Prince Philip has died aged 99, Buckingham Palace announces
The Duke of Edinburgh has died aged 99, Buckingham Palace has announced.
Prince Philip, described by the Queen as her “strength and stay” during her record-breaking reign, passed away at Windsor Castle on Friday.
The Duke married Princess Elizabeth in 1947, five years before she became Queen, and was the longest-serving consort in British history.
He officially retired from public engagements in the summer of 2017.
In a statement, Buckingham Palace said: "It is with deep sorrow that Her Majesty The Queen has announced the death of her beloved husband, His Royal Highness The Prince Philip, Duke of Edinburgh.

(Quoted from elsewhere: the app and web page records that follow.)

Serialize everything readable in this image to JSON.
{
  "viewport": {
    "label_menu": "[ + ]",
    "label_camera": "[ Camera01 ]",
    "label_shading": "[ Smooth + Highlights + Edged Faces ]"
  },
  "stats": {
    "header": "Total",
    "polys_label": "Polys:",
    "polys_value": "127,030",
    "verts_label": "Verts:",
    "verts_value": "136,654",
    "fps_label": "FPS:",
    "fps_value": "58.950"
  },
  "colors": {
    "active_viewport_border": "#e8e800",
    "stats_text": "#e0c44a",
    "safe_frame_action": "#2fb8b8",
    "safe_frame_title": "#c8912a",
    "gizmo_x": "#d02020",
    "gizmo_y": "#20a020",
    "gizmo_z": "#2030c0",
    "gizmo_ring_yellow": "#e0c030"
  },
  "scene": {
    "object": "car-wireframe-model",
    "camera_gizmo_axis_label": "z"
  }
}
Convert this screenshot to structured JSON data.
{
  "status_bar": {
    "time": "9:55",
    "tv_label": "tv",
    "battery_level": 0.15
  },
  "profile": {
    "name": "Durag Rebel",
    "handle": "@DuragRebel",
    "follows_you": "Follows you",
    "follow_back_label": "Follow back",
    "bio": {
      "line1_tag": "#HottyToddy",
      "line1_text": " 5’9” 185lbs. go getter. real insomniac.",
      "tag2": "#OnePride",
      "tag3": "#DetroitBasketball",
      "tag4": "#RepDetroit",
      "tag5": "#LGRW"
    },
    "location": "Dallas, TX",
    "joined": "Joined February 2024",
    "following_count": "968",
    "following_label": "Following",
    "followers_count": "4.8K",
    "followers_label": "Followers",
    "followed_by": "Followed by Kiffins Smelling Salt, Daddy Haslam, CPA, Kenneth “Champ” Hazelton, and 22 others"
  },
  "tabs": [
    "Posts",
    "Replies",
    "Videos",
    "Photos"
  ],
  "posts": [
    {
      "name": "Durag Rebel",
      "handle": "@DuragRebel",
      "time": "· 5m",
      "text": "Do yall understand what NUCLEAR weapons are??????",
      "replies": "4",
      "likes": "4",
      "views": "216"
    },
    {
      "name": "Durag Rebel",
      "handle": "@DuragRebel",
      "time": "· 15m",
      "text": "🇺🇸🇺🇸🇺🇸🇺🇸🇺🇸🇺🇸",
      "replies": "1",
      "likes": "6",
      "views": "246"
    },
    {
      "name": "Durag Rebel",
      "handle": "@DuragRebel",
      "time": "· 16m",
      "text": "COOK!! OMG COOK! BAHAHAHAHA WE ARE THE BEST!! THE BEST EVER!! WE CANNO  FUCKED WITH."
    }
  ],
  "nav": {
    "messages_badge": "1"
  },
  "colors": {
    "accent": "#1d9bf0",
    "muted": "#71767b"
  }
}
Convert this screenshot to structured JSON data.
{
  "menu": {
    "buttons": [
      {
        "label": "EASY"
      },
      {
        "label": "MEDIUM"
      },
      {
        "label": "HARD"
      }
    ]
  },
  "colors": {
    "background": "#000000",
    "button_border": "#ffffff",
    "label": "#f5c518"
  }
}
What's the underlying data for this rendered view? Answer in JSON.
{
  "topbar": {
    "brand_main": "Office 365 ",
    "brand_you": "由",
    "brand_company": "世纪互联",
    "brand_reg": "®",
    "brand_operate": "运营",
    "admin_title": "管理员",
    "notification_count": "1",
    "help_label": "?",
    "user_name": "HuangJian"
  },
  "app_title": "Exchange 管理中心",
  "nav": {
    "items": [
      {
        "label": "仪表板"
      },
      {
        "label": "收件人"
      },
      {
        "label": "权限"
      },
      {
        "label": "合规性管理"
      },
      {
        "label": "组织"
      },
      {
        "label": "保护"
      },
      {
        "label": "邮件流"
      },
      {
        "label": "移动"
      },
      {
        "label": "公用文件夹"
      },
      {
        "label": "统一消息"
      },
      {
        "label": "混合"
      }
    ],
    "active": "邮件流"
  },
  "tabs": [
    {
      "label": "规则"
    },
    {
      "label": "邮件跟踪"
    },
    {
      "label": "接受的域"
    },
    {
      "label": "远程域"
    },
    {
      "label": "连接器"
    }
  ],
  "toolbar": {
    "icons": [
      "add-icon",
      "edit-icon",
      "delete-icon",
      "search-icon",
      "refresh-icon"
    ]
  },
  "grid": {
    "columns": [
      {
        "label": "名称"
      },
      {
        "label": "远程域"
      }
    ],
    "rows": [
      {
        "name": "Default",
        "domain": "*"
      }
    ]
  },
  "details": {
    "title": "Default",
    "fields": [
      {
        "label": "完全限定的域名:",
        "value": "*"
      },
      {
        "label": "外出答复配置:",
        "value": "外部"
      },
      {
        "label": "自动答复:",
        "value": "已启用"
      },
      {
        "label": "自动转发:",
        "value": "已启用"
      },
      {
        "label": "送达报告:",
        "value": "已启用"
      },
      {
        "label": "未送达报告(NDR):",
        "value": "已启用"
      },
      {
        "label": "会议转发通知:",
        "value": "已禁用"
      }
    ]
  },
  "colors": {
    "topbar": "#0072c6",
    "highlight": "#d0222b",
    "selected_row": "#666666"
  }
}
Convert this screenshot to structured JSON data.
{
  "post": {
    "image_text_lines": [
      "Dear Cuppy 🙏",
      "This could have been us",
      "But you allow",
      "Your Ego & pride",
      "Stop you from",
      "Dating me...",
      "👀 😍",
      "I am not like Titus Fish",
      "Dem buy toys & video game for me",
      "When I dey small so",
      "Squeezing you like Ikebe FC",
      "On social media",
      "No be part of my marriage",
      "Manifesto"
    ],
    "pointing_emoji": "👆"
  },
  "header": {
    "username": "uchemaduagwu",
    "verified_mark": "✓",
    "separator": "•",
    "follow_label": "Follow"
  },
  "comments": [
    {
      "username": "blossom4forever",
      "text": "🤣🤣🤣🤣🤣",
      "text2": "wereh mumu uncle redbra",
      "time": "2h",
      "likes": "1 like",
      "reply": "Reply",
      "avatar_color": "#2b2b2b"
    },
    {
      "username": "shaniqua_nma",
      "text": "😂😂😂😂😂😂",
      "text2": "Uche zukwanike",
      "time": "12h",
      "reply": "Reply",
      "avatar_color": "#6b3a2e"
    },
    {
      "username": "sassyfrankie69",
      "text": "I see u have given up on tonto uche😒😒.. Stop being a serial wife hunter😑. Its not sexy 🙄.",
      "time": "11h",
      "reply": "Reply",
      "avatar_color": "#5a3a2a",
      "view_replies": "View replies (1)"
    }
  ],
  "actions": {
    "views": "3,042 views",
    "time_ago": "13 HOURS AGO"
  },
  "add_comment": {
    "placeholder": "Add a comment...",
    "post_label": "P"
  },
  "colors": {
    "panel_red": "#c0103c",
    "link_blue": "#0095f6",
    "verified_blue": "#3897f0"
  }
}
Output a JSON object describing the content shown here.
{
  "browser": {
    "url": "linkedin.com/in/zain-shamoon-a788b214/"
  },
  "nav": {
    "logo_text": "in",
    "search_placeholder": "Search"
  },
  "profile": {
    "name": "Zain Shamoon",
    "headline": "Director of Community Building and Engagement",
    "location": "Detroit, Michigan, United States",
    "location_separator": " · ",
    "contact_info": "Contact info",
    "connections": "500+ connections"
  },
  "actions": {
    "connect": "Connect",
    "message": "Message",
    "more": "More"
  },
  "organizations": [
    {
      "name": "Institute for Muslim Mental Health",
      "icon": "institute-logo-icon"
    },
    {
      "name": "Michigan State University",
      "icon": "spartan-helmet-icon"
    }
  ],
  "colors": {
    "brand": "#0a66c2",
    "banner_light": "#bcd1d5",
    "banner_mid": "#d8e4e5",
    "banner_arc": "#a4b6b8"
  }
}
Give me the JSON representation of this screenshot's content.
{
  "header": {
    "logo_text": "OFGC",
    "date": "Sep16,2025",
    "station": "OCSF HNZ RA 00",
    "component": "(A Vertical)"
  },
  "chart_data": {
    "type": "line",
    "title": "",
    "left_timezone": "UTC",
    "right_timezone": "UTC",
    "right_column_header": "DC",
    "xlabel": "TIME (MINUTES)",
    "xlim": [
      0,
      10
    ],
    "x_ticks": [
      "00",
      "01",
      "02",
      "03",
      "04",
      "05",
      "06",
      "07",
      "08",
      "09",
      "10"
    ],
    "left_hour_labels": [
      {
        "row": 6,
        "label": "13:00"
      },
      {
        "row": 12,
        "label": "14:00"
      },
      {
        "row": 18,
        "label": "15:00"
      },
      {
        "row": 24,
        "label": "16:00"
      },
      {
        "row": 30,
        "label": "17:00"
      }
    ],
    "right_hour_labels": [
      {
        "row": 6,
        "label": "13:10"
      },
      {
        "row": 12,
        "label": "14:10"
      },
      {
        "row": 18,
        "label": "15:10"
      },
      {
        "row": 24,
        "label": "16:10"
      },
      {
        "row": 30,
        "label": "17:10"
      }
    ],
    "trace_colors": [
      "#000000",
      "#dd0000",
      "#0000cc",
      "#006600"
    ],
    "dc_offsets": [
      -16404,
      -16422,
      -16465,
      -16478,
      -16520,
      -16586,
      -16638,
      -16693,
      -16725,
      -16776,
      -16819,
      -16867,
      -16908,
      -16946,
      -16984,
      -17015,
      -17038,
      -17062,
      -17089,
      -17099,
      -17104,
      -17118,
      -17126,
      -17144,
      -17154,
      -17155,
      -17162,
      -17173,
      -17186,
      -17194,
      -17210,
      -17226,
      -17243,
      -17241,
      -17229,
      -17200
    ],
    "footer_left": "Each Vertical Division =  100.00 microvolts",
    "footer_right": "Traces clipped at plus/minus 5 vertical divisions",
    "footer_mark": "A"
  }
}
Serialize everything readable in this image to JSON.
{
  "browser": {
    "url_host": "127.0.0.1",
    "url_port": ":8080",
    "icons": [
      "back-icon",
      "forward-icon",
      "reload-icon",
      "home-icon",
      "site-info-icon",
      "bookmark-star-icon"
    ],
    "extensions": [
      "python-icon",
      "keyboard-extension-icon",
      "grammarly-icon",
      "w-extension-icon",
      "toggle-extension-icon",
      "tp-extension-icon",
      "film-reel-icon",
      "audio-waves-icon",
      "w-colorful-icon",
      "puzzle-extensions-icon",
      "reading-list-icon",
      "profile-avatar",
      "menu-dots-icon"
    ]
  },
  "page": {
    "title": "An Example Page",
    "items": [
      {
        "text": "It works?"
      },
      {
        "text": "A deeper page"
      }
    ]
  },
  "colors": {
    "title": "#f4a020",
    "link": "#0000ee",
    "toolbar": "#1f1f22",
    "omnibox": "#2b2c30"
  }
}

"His Royal Highness passed away peacefully this morning at Windsor Castle.
"Further announcements will made in due course.
"The Royal Family join with people around the world in mourning his loss."
Born on the Greek island of Corfu on June 10, 1921, Prince Philip was the only son of Prince Andrew of Greece and his mother was Princess Alice of Battenberg, receiving the title of ‘Prince of Greece and Denmark’.
He had to leave Greece with his family when he was just 18-months-old due to the political instability of the country.
His uncle, Constantine I, the King of Greece, was forced to abdicate.
During the First World War, Prince Philip's grandfather, Prince Louis of Battenberg, changed the family's name to Mountbatten.
Prince Phillip adopted this name when he became a naturalised British subject and renounced his Royal title in order to marry the then Princess Elizabeth.
He was then bestowed with the titles Duke of Edinburgh, Earl of Merioneth and Baron Greenwich.
The Duke had a successful naval career, during which he saw active service in the Second World War.
His Royal Highness then focused on his work supporting the Queen after she ascended the throne in 1952.
The Duke became the longest serving British consort – in companion to the Sovereign – in 2009 and founded the Duke of Edinburgh's Award in 1956.
Buckingham Palace announced in May 2017 that the Duke had decided, with full support of the Queen, to officially retire from public duties.